A quick week in Cairo using up a few bonus points courtesy of a credit card. I first visited Egypt around 25 years ago for a trip down the Nile. This was so long ago that it is not mentioned on this blog, but certainly included the full distance down to the Aswan dam via such delights as Edfu, Luxor, Karnak, the Collossi of Memnon, Thebes, and the Hatshepsut temple, as well as the spectacular Valleys of the Kings and Queens with their amazing underground tombs.

On this trip we stay at the excellent Dusit Thani Hotel. It’s only really about 20 minutes from the airport, but with a population of 20m+, Cairo’s traffic is chaotic and unpredictable, so this can take an hour. We arrive at an apparent oasis with a large pool edged by soothing palm trees. The first ever tourism began in Egypt, with the main history of the country beginning around 3,000 BC. Alongside all their internal struggles, they have been invaded by pretty much everyone including the Persians, the Ottomans, Greeks, Romans, French, British and more.


After two days’ rest, we declare an international day of culture, embarking on a day trip taking in Saqqara, Giza and the original Egyptian Museum in the centre of town.

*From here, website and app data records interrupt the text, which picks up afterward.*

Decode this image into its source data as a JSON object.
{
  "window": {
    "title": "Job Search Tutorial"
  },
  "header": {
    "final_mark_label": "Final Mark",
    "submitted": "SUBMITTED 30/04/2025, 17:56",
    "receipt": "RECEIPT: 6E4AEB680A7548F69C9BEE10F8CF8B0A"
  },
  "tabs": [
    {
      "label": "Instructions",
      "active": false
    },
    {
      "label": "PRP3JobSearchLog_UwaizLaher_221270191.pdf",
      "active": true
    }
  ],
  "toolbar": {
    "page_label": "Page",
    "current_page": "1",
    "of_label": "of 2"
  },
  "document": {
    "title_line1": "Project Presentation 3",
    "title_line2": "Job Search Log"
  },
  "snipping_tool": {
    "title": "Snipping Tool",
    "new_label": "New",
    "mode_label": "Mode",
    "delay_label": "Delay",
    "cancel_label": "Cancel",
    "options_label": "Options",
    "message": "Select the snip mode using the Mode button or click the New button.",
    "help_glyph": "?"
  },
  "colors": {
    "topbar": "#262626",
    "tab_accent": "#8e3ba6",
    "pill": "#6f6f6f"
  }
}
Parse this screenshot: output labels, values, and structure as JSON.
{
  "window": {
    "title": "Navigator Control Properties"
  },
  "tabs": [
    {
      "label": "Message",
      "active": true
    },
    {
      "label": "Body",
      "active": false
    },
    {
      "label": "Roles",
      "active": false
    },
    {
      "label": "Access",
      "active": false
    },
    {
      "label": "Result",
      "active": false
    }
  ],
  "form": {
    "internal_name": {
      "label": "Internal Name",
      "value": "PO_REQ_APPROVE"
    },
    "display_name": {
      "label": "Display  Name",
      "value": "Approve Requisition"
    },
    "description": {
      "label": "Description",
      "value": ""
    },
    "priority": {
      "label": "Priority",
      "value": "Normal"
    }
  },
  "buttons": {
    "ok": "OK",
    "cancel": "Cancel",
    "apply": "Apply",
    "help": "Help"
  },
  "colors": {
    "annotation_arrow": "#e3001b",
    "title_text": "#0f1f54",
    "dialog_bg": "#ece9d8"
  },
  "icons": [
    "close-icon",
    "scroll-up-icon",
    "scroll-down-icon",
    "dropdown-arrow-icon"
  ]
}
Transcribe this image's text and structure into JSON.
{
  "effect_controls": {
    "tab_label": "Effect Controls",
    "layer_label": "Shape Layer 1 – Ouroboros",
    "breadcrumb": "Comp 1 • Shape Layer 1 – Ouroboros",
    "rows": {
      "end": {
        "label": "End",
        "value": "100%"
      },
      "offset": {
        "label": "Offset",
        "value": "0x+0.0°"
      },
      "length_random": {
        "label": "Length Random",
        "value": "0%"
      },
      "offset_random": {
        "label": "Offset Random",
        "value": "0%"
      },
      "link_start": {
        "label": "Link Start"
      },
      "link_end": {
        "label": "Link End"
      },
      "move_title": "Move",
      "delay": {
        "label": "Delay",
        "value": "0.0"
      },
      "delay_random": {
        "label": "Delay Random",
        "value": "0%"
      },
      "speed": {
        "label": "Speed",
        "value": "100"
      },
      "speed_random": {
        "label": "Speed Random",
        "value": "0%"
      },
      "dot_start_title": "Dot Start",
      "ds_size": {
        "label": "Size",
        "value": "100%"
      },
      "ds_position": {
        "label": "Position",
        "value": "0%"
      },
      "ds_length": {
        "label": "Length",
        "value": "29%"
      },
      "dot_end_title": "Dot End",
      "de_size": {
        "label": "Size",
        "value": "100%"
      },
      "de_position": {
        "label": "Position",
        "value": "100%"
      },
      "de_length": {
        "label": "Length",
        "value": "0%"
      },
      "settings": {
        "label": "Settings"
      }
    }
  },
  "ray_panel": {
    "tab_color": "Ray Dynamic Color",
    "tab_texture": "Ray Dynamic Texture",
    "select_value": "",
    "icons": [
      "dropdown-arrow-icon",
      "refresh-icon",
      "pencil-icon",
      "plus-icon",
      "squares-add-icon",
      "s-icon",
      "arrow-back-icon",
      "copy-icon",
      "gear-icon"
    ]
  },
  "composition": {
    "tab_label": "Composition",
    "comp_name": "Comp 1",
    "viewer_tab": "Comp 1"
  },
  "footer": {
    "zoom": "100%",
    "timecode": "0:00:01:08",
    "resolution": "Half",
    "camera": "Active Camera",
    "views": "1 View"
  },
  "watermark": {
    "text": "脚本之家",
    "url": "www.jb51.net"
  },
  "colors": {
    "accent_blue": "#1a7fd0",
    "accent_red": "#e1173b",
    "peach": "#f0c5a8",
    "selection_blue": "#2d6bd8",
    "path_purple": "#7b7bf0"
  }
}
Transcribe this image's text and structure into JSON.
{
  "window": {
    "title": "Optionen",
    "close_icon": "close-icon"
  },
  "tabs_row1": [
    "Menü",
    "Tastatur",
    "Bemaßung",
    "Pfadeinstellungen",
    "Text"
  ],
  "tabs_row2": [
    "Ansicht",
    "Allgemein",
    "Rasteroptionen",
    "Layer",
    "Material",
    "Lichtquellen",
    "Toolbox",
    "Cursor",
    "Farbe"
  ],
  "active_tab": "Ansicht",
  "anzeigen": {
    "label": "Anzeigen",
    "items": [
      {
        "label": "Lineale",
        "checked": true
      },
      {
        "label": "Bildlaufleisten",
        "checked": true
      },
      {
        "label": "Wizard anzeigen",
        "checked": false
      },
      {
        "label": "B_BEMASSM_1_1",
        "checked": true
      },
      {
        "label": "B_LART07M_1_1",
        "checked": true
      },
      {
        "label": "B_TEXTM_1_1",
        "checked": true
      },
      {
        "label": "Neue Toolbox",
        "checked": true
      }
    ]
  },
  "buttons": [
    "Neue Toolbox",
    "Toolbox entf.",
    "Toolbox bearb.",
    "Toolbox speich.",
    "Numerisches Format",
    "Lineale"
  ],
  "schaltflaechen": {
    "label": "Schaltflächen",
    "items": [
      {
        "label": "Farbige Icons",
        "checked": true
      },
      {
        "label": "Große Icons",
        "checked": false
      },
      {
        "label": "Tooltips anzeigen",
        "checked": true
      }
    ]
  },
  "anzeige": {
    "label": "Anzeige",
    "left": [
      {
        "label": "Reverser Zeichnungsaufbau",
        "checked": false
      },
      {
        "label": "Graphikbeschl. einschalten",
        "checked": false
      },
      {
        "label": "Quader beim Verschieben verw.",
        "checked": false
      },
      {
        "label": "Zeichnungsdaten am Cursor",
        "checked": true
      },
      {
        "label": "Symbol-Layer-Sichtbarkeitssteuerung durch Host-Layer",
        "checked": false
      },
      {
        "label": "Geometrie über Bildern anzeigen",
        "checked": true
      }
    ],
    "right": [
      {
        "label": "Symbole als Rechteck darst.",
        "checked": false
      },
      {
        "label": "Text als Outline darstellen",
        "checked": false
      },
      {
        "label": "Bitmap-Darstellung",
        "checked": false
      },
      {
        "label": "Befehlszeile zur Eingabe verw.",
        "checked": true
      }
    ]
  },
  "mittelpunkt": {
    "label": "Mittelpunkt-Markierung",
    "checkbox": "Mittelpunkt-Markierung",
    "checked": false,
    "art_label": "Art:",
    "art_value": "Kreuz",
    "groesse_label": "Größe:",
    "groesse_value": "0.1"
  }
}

Saqqara is stunning and there is barely anyone there – perhaps 10 people in 7 square miles. The mastaba of Ti is a beautiful tomb of a high-ranking official filled with impressive carvings. Such tombs were houses for the afterlife, filled with possessions and wall paintings of their lifetime achievements. The step pyramid of Djoser is the oldest known, pre-dating the modern classic straight line pyramids most people know. Impressive statues and architecture are enhanced by underground experiences showing walls made of translucent alabaster and original murals still in colour. Emerge blinking into the light and 40-degree heat for the full experience.

Up on the Giza plateau they have done a pretty good job of tidying the place up. There are new buildings and roads, a fleet of staff removing camel dung from the roads, and the hawkers are not as troublesome as feared. The pyramids are breathtaking to stand beneath, with each individual block weighing 2.5 tons. Thankfully climbing them is now forbidden and by all accounts the tops are covered in graffiti. One man carved a suicide note and then jumped off. The Sphinx is strangely smaller than expected and in a bit of a state, but nonetheless commanding as a guardian of this grand funerary complex.

And finally on to the original Egyptian museum, a pink stone building just off the Nile built by the Frenchman Auguste Mariette (1821-81). It contains a replica of the Rosetta Stone which cracked the code on what the Pharoah’s hieroglyphics meant, hundreds of statues of Ramesses II, who carved his name on every statue he came across, and hundreds of other fascinating artefacts. Top of the list in our book was the Tutankhamun exhibition containing two of his four gold sarcophaguses and his famous gold funerary mask, and a series of mummies, many of them animals. A couple of interesting factoids here. The reason why the majority of King Tut’s trappings were gold is that he died suddenly aged 19, so there wasn’t time to spend years preparing rock carvings – a lucky development for Howard Carter who discovered the tomb. And the reason why their faces were covered by masks was so that their returning spirits could recognize which body was theirs in the afterlife. With our minds full of enough information to fail a history exam comprehensively, we return to the hotel for a well-earned beer and swim.

For history, you have to score Egypt 10 out of 10. For other aspects such as service, crowding and infrastructure, 7-8.